Few others have been so willing to help, which some adoption workers attribute to racism.

"People want as close to a white, blue-eyed baby as they can get," Carter-Shotts said.

African children "are not No. 1 on the list of adoptive parents' desires," said Cantwell, citing the large number of children being adopted from Eastern Europe and Russia. "There's a preference for white, healthy babies."

Virtually all of the parents adopting from Africa are white, possibly because there are so many black and biracial children needing homes in the United States, said Carter-Shotts, who has worked with only four black families in 16 years.

Others say Americans would do more if they knew about the plight of African children. "I don't know if you call it racism or lack of really firsthand exposure," Blackburn said.

That wasn't a problem for Elaine dePrince and her husband, Charles, who owns an international marketing company. They learned about the plight of African orphans from one of their sons, who had AIDS.

The couple, who have two biological sons with hereditary bleeding disorders, adopted three boys, all with hemophilia. In the 1980s, the three adopted boys - Charles, Michael and Teddy - contracted AIDS from blood transfusions.

While Charles, known as "Cubby," became an outspoken advocate for hemophiliacs with AIDS, Michael, who was deaf and disabled after a bus accident, channeled his energies into learning about Africa.

"He knew every single country, even when they changed their names," said Elaine dePrince, who seems to take the work and chaos involved in raising a second family in stride.

When Michael saw a show about African children orphaned by AIDS and civil war, he begged his mother to adopt.

"I didn't have the heart to tell him that I was so overwhelmed taking care of three children with AIDS there would be no way on Earth I could care for another child," dePrince said.

Cubby died in June 1993 at age 11, followed by Michael, 15, nine months later, leaving dePrince in the darkest period of her life. Her third adopted son, Teddy, is 22 and living with AIDS.

"A lot of mornings I just couldn't figure out what the point was in getting up," dePrince said.

After a while it became clear: to give another child a chance at life. It would be a tribute to Michael.

She had planned to adopt one child. But another girl at the orphanage in Sierra Leone couldn't find a home because of a skin disease, so dePrince took her, too. Two years later, when a third girl's adoptive mother could no longer care for her, dePrince adopted her.
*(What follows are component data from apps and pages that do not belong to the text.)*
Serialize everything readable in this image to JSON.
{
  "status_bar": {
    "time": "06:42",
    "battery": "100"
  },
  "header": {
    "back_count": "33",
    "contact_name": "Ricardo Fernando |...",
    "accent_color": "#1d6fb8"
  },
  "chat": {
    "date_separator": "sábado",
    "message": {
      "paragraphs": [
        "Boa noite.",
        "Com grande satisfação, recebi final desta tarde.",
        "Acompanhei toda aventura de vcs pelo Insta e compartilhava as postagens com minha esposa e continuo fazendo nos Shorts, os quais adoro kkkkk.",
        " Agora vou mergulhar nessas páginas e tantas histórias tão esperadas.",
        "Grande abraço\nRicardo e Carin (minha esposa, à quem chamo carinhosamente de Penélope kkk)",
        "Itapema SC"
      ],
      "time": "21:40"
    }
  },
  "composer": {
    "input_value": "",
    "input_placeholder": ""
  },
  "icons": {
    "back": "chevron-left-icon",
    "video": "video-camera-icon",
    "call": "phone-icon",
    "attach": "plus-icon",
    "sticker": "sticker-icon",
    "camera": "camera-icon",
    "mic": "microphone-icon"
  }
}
Today, as the sisters distance themselves from the tragedy of their early years, dePrince's own grief begins to fade.

Her world revolves around her daughters. Not only does she home-school them, she takes them to ballet lessons up to four times a week, swim team practice, and on camping trips in a motor home.

"It's a better country," says Mia, when asked what she liked about America. Why? "There are no wars," answered Michaela.

This summer, the dePrinces are giving another child a chance: They're adopting a 14-year-old from West Africa. And their oldest son, Adam, and his wife, Melissa, are adopting a girl from the same orphanage.

Watching a video of the hole-in-the-wall orphanage where their sister-to-be lives, Michaela, Mia and Mariel broke into smiles when they saw the shy, thin girl with braids in a yellow dress.

"She's pretty," Mia said.

It's a measure of her love or perseverance that only once has dePrince thought, "Am I insane?" That was when she was in Africa and Michaela spiked a fever of 105 and dePrince feared she would die.

Once that hurdle was passed, "I never said, `Did I make a mistake?' I can't tell you how delightful these girls are."

2003 Nov 3